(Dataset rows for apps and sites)
◇ ◇ ◇ ◇

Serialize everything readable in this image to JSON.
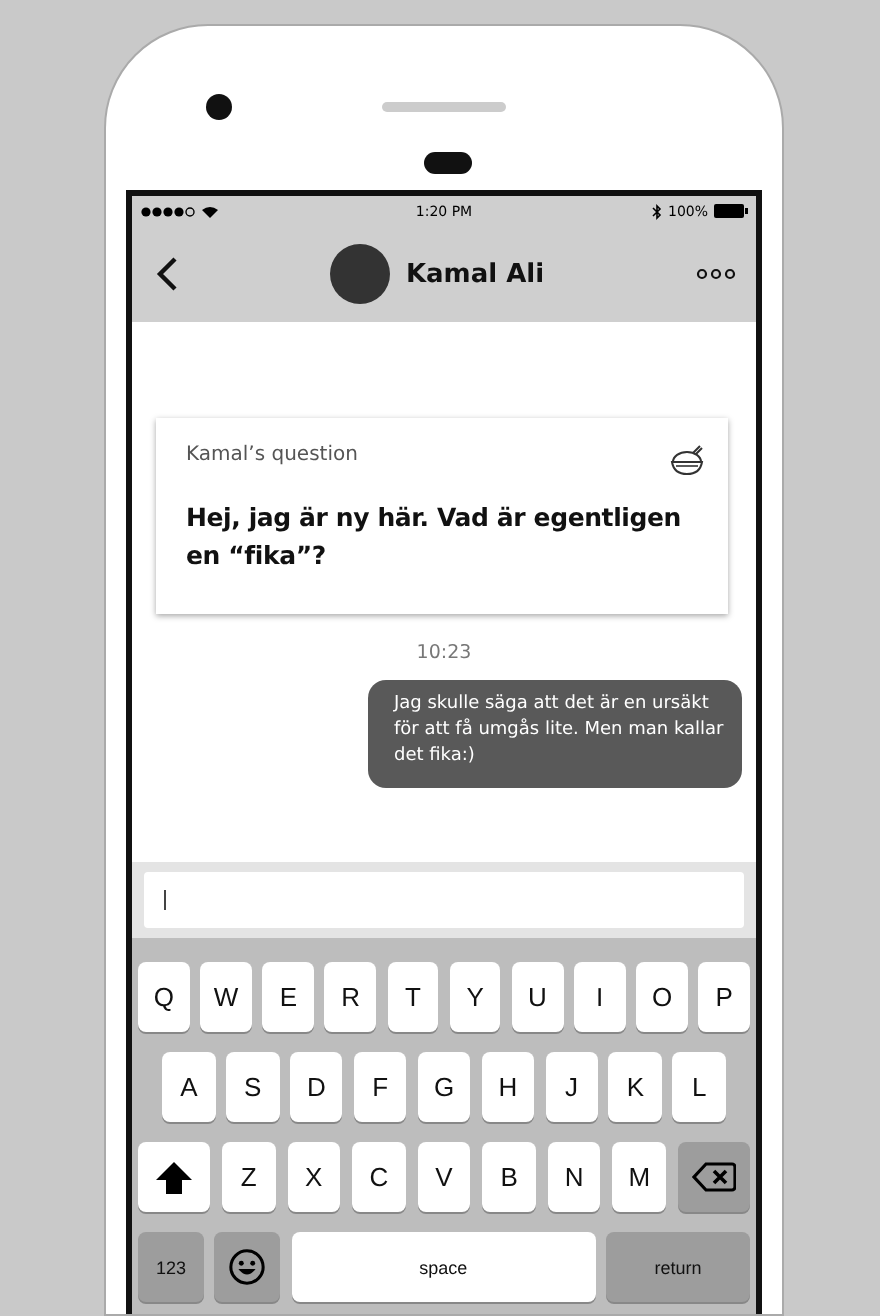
{
  "status_bar": {
    "time": "1:20 PM",
    "battery": "100%"
  },
  "header": {
    "contact_name": "Kamal Ali"
  },
  "question_card": {
    "label": "Kamal’s question",
    "text": "Hej, jag är ny här. Vad är egentligen en “fika”?"
  },
  "timestamp": "10:23",
  "messages": [
    {
      "kind": "sent",
      "text": "Jag skulle säga att det är en ursäkt för att få umgås lite. Men man kallar det fika:)"
    }
  ],
  "keyboard": {
    "letter_rows": [
      [
        {
          "kind": "letter",
          "label": "Q"
        },
        {
          "kind": "letter",
          "label": "W"
        },
        {
          "kind": "letter",
          "label": "E"
        },
        {
          "kind": "letter",
          "label": "R"
        },
        {
          "kind": "letter",
          "label": "T"
        },
        {
          "kind": "letter",
          "label": "Y"
        },
        {
          "kind": "letter",
          "label": "U"
        },
        {
          "kind": "letter",
          "label": "I"
        },
        {
          "kind": "letter",
          "label": "O"
        },
        {
          "kind": "letter",
          "label": "P"
        }
      ],
      [
        {
          "kind": "letter",
          "label": "A"
        },
        {
          "kind": "letter",
          "label": "S"
        },
        {
          "kind": "letter",
          "label": "D"
        },
        {
          "kind": "letter",
          "label": "F"
        },
        {
          "kind": "letter",
          "label": "G"
        },
        {
          "kind": "letter",
          "label": "H"
        },
        {
          "kind": "letter",
          "label": "J"
        },
        {
          "kind": "letter",
          "label": "K"
        },
        {
          "kind": "letter",
          "label": "L"
        }
      ],
      [
        {
          "kind": "shift"
        },
        {
          "kind": "letter",
          "label": "Z"
        },
        {
          "kind": "letter",
          "label": "X"
        },
        {
          "kind": "letter",
          "label": "C"
        },
        {
          "kind": "letter",
          "label": "V"
        },
        {
          "kind": "letter",
          "label": "B"
        },
        {
          "kind": "letter",
          "label": "N"
        },
        {
          "kind": "letter",
          "label": "M"
        },
        {
          "kind": "delete"
        }
      ]
    ],
    "bottom_keys": [
      {
        "kind": "mode",
        "label": "123"
      },
      {
        "kind": "emoji"
      },
      {
        "kind": "space",
        "label": "space"
      },
      {
        "kind": "return",
        "label": "return"
      }
    ]
  }
}
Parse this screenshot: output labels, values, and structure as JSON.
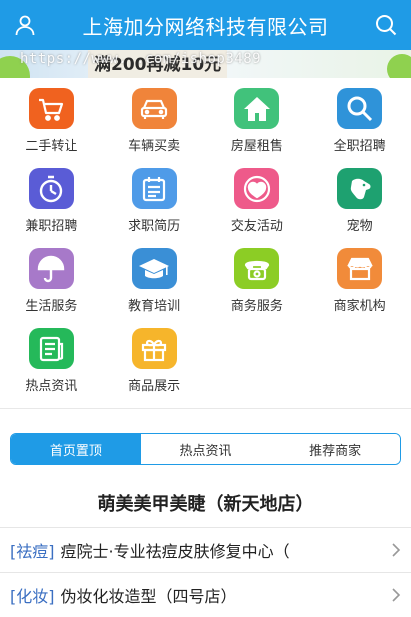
{
  "header": {
    "title": "上海加分网络科技有限公司",
    "left_icon": "user-icon",
    "right_icon": "search-icon"
  },
  "banner": {
    "watermark": "https://www.   .com/ishop3489",
    "promo": "满200再减10元"
  },
  "categories": [
    {
      "label": "二手转让",
      "icon": "shopping-cart-icon",
      "color": "#f0621f"
    },
    {
      "label": "车辆买卖",
      "icon": "car-icon",
      "color": "#f0843a"
    },
    {
      "label": "房屋租售",
      "icon": "house-icon",
      "color": "#41c27b"
    },
    {
      "label": "全职招聘",
      "icon": "magnifier-icon",
      "color": "#2f93d9"
    },
    {
      "label": "兼职招聘",
      "icon": "stopwatch-icon",
      "color": "#5a5cd6"
    },
    {
      "label": "求职简历",
      "icon": "calendar-list-icon",
      "color": "#4f9be8"
    },
    {
      "label": "交友活动",
      "icon": "heart-people-icon",
      "color": "#ee5a8a"
    },
    {
      "label": "宠物",
      "icon": "dog-icon",
      "color": "#1ea170"
    },
    {
      "label": "生活服务",
      "icon": "umbrella-icon",
      "color": "#a779c9"
    },
    {
      "label": "教育培训",
      "icon": "graduation-cap-icon",
      "color": "#3a8fd6"
    },
    {
      "label": "商务服务",
      "icon": "telephone-icon",
      "color": "#8ccd25"
    },
    {
      "label": "商家机构",
      "icon": "storefront-icon",
      "color": "#f18b3a"
    },
    {
      "label": "热点资讯",
      "icon": "news-icon",
      "color": "#25b95a"
    },
    {
      "label": "商品展示",
      "icon": "gift-icon",
      "color": "#f6b52b"
    }
  ],
  "tabs": [
    {
      "label": "首页置顶",
      "active": true
    },
    {
      "label": "热点资讯",
      "active": false
    },
    {
      "label": "推荐商家",
      "active": false
    }
  ],
  "store_title": "萌美美甲美睫（新天地店）",
  "listings": [
    {
      "tag": "[祛痘]",
      "text": "痘院士·专业祛痘皮肤修复中心（"
    },
    {
      "tag": "[化妆]",
      "text": "伪妆化妆造型（四号店）"
    }
  ],
  "colors": {
    "accent": "#1f9be6",
    "tag": "#3b6fc2"
  }
}
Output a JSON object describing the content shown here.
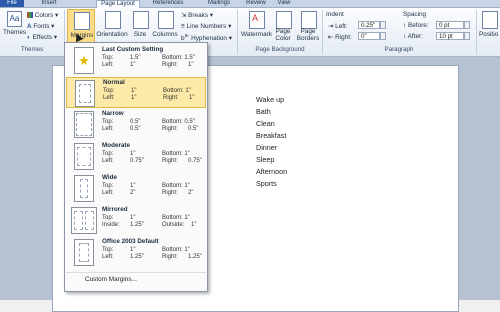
{
  "tabs": {
    "file": "File",
    "insert": "Insert",
    "page_layout": "Page Layout",
    "references": "References",
    "mailings": "Mailings",
    "review": "Review",
    "view": "View"
  },
  "ribbon": {
    "themes": {
      "label": "Themes",
      "colors": "Colors",
      "fonts": "Fonts",
      "effects": "Effects",
      "group": "Themes"
    },
    "page_setup": {
      "margins": "Margins",
      "orientation": "Orientation",
      "size": "Size",
      "columns": "Columns",
      "breaks": "Breaks",
      "line_numbers": "Line Numbers",
      "hyphenation": "Hyphenation"
    },
    "page_background": {
      "watermark": "Watermark",
      "page_color": "Page\nColor",
      "page_borders": "Page\nBorders",
      "group": "Page Background"
    },
    "paragraph": {
      "indent": "Indent",
      "left_label": "Left:",
      "left_value": "0.25\"",
      "right_label": "Right:",
      "right_value": "0\"",
      "spacing": "Spacing",
      "before_label": "Before:",
      "before_value": "0 pt",
      "after_label": "After:",
      "after_value": "10 pt",
      "group": "Paragraph"
    },
    "position": "Positio"
  },
  "document": {
    "lines": [
      "Wake up",
      "Bath",
      "Clean",
      "Breakfast",
      "Dinner",
      "Sleep",
      "Afternoon",
      "Sports"
    ]
  },
  "margins_menu": {
    "items": [
      {
        "name": "Last Custom Setting",
        "r1": [
          "Top:",
          "1.5\"",
          "Bottom: 1.5\""
        ],
        "r2": [
          "Left:",
          "1\"",
          "Right:",
          "1\""
        ]
      },
      {
        "name": "Normal",
        "r1": [
          "Top:",
          "1\"",
          "Bottom: 1\""
        ],
        "r2": [
          "Left:",
          "1\"",
          "Right:",
          "1\""
        ]
      },
      {
        "name": "Narrow",
        "r1": [
          "Top:",
          "0.5\"",
          "Bottom: 0.5\""
        ],
        "r2": [
          "Left:",
          "0.5\"",
          "Right:",
          "0.5\""
        ]
      },
      {
        "name": "Moderate",
        "r1": [
          "Top:",
          "1\"",
          "Bottom: 1\""
        ],
        "r2": [
          "Left:",
          "0.75\"",
          "Right:",
          "0.75\""
        ]
      },
      {
        "name": "Wide",
        "r1": [
          "Top:",
          "1\"",
          "Bottom: 1\""
        ],
        "r2": [
          "Left:",
          "2\"",
          "Right:",
          "2\""
        ]
      },
      {
        "name": "Mirrored",
        "r1": [
          "Top:",
          "1\"",
          "Bottom: 1\""
        ],
        "r2": [
          "Inside:",
          "1.25\"",
          "Outside:",
          "1\""
        ]
      },
      {
        "name": "Office 2003 Default",
        "r1": [
          "Top:",
          "1\"",
          "Bottom: 1\""
        ],
        "r2": [
          "Left:",
          "1.25\"",
          "Right:",
          "1.25\""
        ]
      }
    ],
    "custom": "Custom Margins..."
  }
}
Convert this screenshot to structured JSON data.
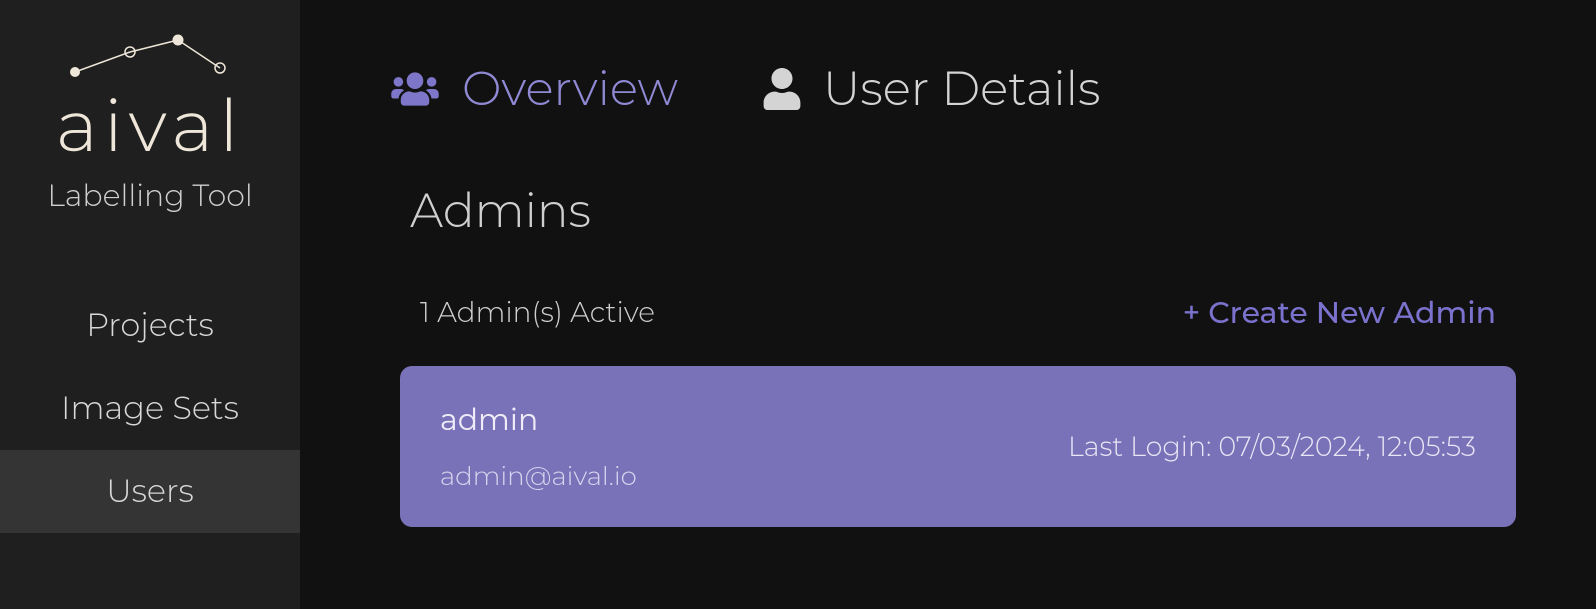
{
  "brand": {
    "name": "aival",
    "subtitle": "Labelling Tool"
  },
  "sidebar": {
    "items": [
      {
        "label": "Projects",
        "active": false
      },
      {
        "label": "Image Sets",
        "active": false
      },
      {
        "label": "Users",
        "active": true
      }
    ]
  },
  "tabs": [
    {
      "label": "Overview",
      "active": true
    },
    {
      "label": "User Details",
      "active": false
    }
  ],
  "section": {
    "title": "Admins",
    "active_count": "1 Admin(s) Active",
    "create_label": "+ Create New Admin"
  },
  "users": [
    {
      "name": "admin",
      "email": "admin@aival.io",
      "last_login": "Last Login: 07/03/2024, 12:05:53"
    }
  ]
}
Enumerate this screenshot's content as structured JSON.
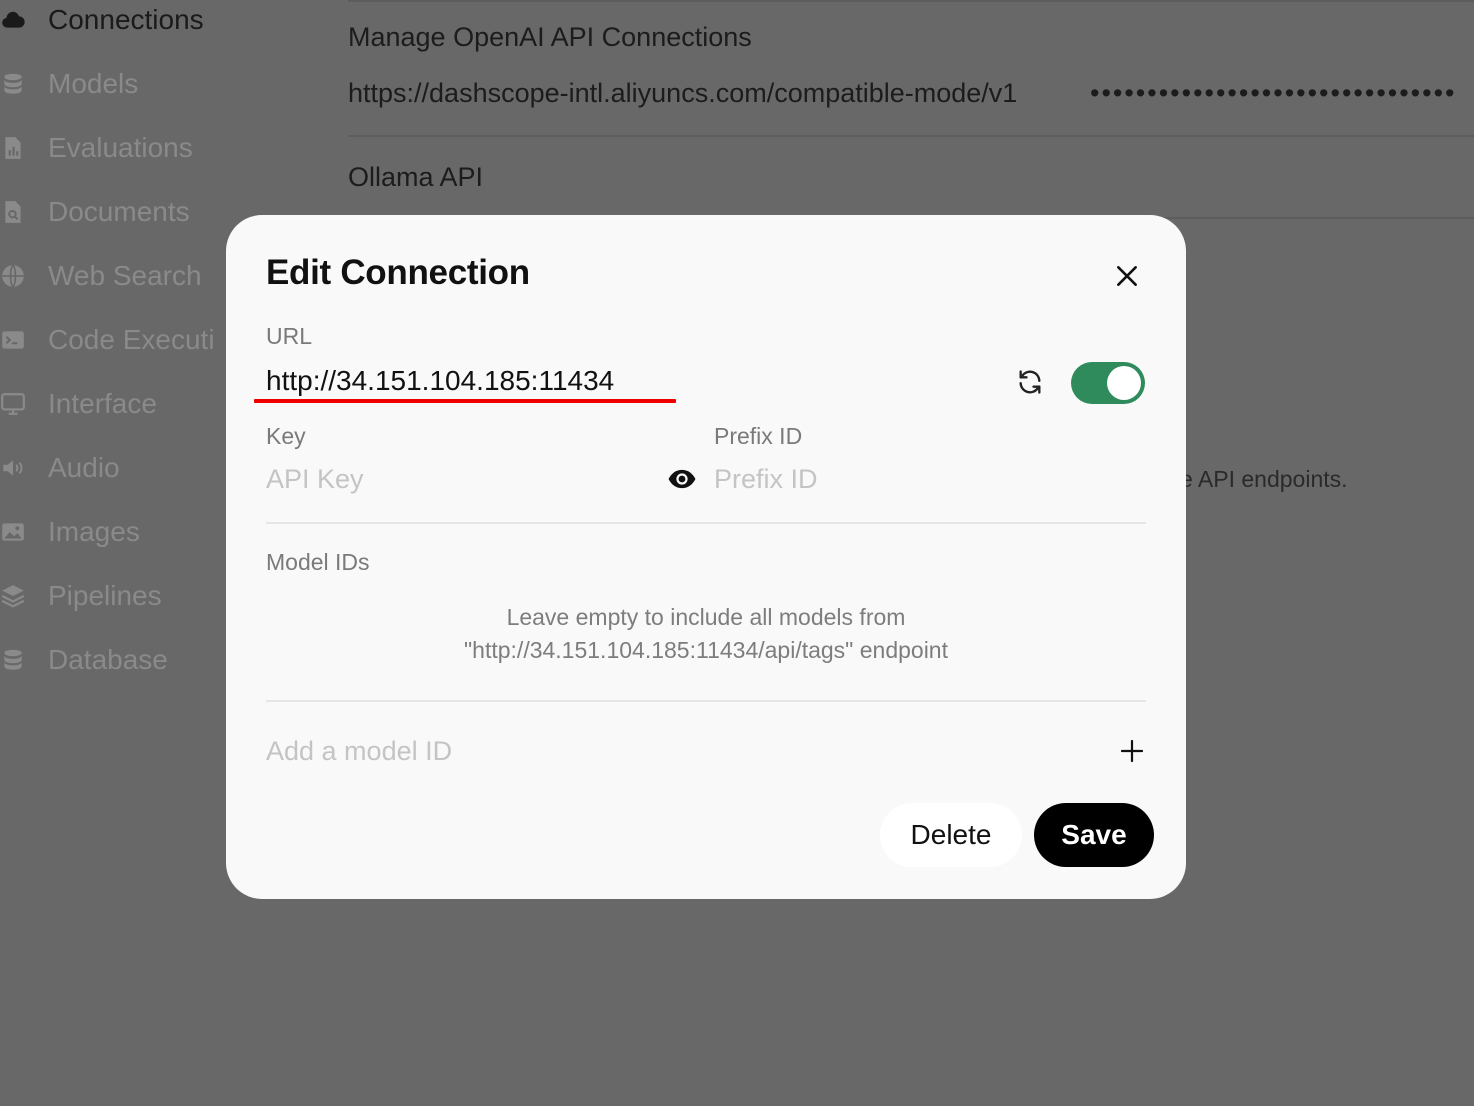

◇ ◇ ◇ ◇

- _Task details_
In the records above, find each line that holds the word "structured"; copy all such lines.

- _Answer space_
Convert this screenshot to structured JSON data.
Enumerate this screenshot's content as structured JSON.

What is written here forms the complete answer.